By VASANTH VENUGOPAL MD and VIDUR MAHAJAN MBBS, MBA
What can Artificial
Intelligence (AI) do?
simply put, do two things – one, it can do what humans can do. These are tasks
like looking at CCTV cameras, detecting faces of people, or in this case, read
CT scans and identify ‘findings’ of pneumonia that radiologists can otherwise
also find – just that this happens automatically and fast. Two, AI can do
things that humans can’t do – like telling you the exact time it would take you
to go from point A to point B (i.e. Google maps), or like in this case,
diagnose COVID-19 pneumonia on a CT scan.
on CT scans?
an infection of the lungs, is a killer disease. According to WHO statistics from
2015, Community Acquired Pneumonia (CAP) is the deadliest communicable disease

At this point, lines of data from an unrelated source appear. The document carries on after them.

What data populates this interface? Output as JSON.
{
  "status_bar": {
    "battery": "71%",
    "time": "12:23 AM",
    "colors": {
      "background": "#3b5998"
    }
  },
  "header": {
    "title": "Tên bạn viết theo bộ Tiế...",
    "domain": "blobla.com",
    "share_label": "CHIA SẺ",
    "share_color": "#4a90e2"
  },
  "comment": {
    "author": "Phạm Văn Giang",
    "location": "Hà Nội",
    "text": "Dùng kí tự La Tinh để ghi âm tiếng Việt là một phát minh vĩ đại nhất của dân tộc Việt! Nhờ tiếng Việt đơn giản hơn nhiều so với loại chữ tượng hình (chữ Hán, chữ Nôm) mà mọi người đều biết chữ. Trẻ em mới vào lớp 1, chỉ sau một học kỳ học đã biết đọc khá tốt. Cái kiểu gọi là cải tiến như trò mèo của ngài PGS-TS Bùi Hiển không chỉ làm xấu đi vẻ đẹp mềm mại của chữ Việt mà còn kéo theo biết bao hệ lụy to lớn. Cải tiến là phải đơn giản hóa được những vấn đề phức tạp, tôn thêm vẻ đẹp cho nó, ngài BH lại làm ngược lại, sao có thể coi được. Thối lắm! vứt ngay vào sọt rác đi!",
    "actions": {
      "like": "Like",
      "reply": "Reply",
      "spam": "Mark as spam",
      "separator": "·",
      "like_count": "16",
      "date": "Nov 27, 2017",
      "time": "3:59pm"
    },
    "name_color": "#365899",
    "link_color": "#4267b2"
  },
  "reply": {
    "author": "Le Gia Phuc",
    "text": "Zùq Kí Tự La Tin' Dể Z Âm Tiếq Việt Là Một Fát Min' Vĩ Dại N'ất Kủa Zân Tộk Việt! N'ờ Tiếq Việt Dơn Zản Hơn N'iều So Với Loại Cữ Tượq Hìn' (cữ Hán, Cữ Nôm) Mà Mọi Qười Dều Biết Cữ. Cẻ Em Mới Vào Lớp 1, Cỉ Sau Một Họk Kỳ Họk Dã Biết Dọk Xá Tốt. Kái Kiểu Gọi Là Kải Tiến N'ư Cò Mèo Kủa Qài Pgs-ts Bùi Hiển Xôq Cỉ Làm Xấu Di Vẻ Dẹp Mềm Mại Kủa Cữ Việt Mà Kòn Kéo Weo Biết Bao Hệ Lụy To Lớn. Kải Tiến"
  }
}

and third leading cause of mortality worldwide leading to 3.2 million deaths
be classified in many ways, including the type of infectious agent (etiology),
source of infection and pattern of lung involvement. From an etiological classification

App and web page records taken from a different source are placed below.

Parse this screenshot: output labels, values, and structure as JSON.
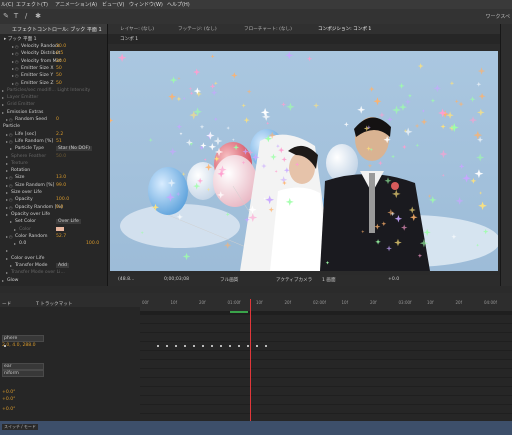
{
  "menubar": {
    "items": [
      "ル(C)",
      "エフェクト(T)",
      "アニメーション(A)",
      "ビュー(V)",
      "ウィンドウ(W)",
      "ヘルプ(H)"
    ]
  },
  "toolbar": {
    "workspace_label": "ワークスペ"
  },
  "effect_panel": {
    "header_title": "エフェクトコントロール: ブック 平面 1",
    "layer_name": "▸ ブック 平面 1",
    "properties": [
      {
        "label": "Velocity Random",
        "value": "20.0",
        "indent": 16,
        "watch": true,
        "dim": false
      },
      {
        "label": "Velocity Distribut",
        "value": "0.5",
        "indent": 16,
        "watch": true,
        "dim": false
      },
      {
        "label": "Velocity from Mot",
        "value": "20.0",
        "indent": 16,
        "watch": true,
        "dim": false
      },
      {
        "label": "Emitter Size X",
        "value": "50",
        "indent": 16,
        "watch": true,
        "dim": false
      },
      {
        "label": "Emitter Size Y",
        "value": "50",
        "indent": 16,
        "watch": true,
        "dim": false
      },
      {
        "label": "Emitter Size Z",
        "value": "50",
        "indent": 16,
        "watch": true,
        "dim": false
      },
      {
        "label": "Particles/sec modifi... Light Intensity",
        "value": "",
        "indent": 6,
        "watch": false,
        "dim": true
      },
      {
        "label": "Layer Emitter",
        "value": "",
        "indent": 6,
        "watch": false,
        "dim": true
      },
      {
        "label": "Grid Emitter",
        "value": "",
        "indent": 6,
        "watch": false,
        "dim": true
      },
      {
        "label": "Emission Extras",
        "value": "",
        "indent": 6,
        "watch": false,
        "dim": false
      },
      {
        "label": "Random Seed",
        "value": "0",
        "indent": 10,
        "watch": true,
        "dim": false
      },
      {
        "label": "Particle",
        "value": "",
        "indent": 2,
        "watch": false,
        "dim": false
      },
      {
        "label": "Life [sec]",
        "value": "2.2",
        "indent": 10,
        "watch": true,
        "dim": false
      },
      {
        "label": "Life Random [%]",
        "value": "51",
        "indent": 10,
        "watch": true,
        "dim": false
      },
      {
        "label": "Particle Type",
        "value": "Star (No DOF)",
        "indent": 14,
        "watch": false,
        "dim": false
      },
      {
        "label": "Sphere Feather",
        "value": "50.0",
        "indent": 10,
        "watch": false,
        "dim": true
      },
      {
        "label": "Texture",
        "value": "",
        "indent": 10,
        "watch": false,
        "dim": true
      },
      {
        "label": "Rotation",
        "value": "",
        "indent": 10,
        "watch": false,
        "dim": false
      },
      {
        "label": "Size",
        "value": "13.0",
        "indent": 10,
        "watch": true,
        "dim": false
      },
      {
        "label": "Size Random [%]",
        "value": "99.0",
        "indent": 10,
        "watch": true,
        "dim": false
      },
      {
        "label": "Size over Life",
        "value": "",
        "indent": 10,
        "watch": false,
        "dim": false
      },
      {
        "label": "Opacity",
        "value": "100.0",
        "indent": 10,
        "watch": true,
        "dim": false
      },
      {
        "label": "Opacity Random [%]",
        "value": "0.0",
        "indent": 10,
        "watch": true,
        "dim": false
      },
      {
        "label": "Opacity over Life",
        "value": "",
        "indent": 10,
        "watch": false,
        "dim": false
      },
      {
        "label": "Set Color",
        "value": "Over Life",
        "indent": 14,
        "watch": false,
        "dim": false
      },
      {
        "label": "Color",
        "value": "",
        "indent": 18,
        "watch": false,
        "dim": true
      },
      {
        "label": "Color Random",
        "value": "52.7",
        "indent": 10,
        "watch": true,
        "dim": false
      },
      {
        "label": "0.0",
        "value": "100.0",
        "indent": 18,
        "watch": false,
        "dim": false
      },
      {
        "label": "",
        "value": "",
        "indent": 10,
        "watch": false,
        "dim": false
      },
      {
        "label": "Color over Life",
        "value": "",
        "indent": 10,
        "watch": false,
        "dim": false
      },
      {
        "label": "Transfer Mode",
        "value": "Add",
        "indent": 14,
        "watch": false,
        "dim": false
      },
      {
        "label": "Transfer Mode over Li...",
        "value": "",
        "indent": 10,
        "watch": false,
        "dim": true
      },
      {
        "label": "Glow",
        "value": "",
        "indent": 6,
        "watch": false,
        "dim": false
      }
    ],
    "color_swatch": "#e8b7a0"
  },
  "viewer": {
    "tabs": [
      {
        "label": "レイヤー: (なし)",
        "active": false
      },
      {
        "label": "フッテージ: (なし)",
        "active": false
      },
      {
        "label": "フローチャート: (なし)",
        "active": false
      },
      {
        "label": "コンポジション: コンポ 1",
        "active": true
      }
    ],
    "comp_label": "コンポ 1",
    "controls": [
      "(48.8...",
      "0;00;03;08",
      "フル画質",
      "アクティブカメラ",
      "1 画面",
      "+0.0"
    ]
  },
  "timeline": {
    "layer_col_label": "ード",
    "trk_label": "T トラックマット",
    "ruler_ticks": [
      "00f",
      "10f",
      "20f",
      "01:00f",
      "10f",
      "20f",
      "02:00f",
      "10f",
      "20f",
      "03:00f",
      "10f",
      "20f",
      "04:00f"
    ],
    "rows": [
      {
        "type": "dropdown",
        "text": "phere"
      },
      {
        "type": "value",
        "text": "2.0, 4.0, 288.0"
      },
      {
        "type": "dropdown",
        "text": "ear"
      },
      {
        "type": "dropdown",
        "text": "niform"
      },
      {
        "type": "value",
        "text": "+0.0°"
      },
      {
        "type": "value",
        "text": "+0.0°"
      },
      {
        "type": "value",
        "text": "+0.0°"
      }
    ],
    "bottom_label": "スイッチ / モード"
  },
  "colors": {
    "accent_value": "#d99a2b",
    "playhead": "#e0373a",
    "keyframe_bar": "#3aa34a"
  }
}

perspective, the most common causative agents of pneumonia are bacteria
(typical like Pneumococcus, H.Influenza and atypical like Legionella,
Mycoplasma), viral (Influenza, Respiratory Syncytial Virus, Parainfluenza, and
adenoviruses) and fungi (Histoplasma & Pneumocystis Carinii).
“What’s happening in COVID is those of us living with these chronic conditions are at highest risk — not to contract the disease, but highest risk for outcomes. Our unique ability to be able to see what’s happening in that population and deliver that care remotely is incredibly valuable always, but, particularly, in this strained time.”
Livongo Health has always been committed to helping its members (people with diabetes, heart disease, and other chronic conditions) manage their health “where they are.” Collecting loads of patient data along the way. As the traditional health system grapples with caring for those infected with COVID-19, what changes? What role will digital health companies like Livongo play as they continue to provide front-line, day-to-day care to their members and customers amidst the challenging environment of this pandemic?
Dr. Jennifer Schneider, Livongo’s President, stops by to chat about what’s happening at Livongo now as the country looks to virtual care solutions to help shore up capacity for the traditional health system. As the spotlight is turned to digital health, we get Jenny’s perspective on what it will take for health tech companies like hers to continue to prove their value to healthcare incumbents and to patients who have a growing need for their help managing their everyday health.
It took a 125 nanometer virus only a few weeks to move American healthcare from the twentieth to the twenty-first century.
This had nothing to do with science or technology and only to a small degree was it due to public interest or demand, which had both been present for decades. It happened this month for one simple reason: Medicare and Medicaid started paying for managing patient care without a face to face encounter.
Surprise! In the regular service industries, businesses either charge for their services or give certain services away for free to build customer loyalty. In healthcare, up until this month, any unreimbursed care or free advice was provided on top of the doctors’ already productivity driven work schedules.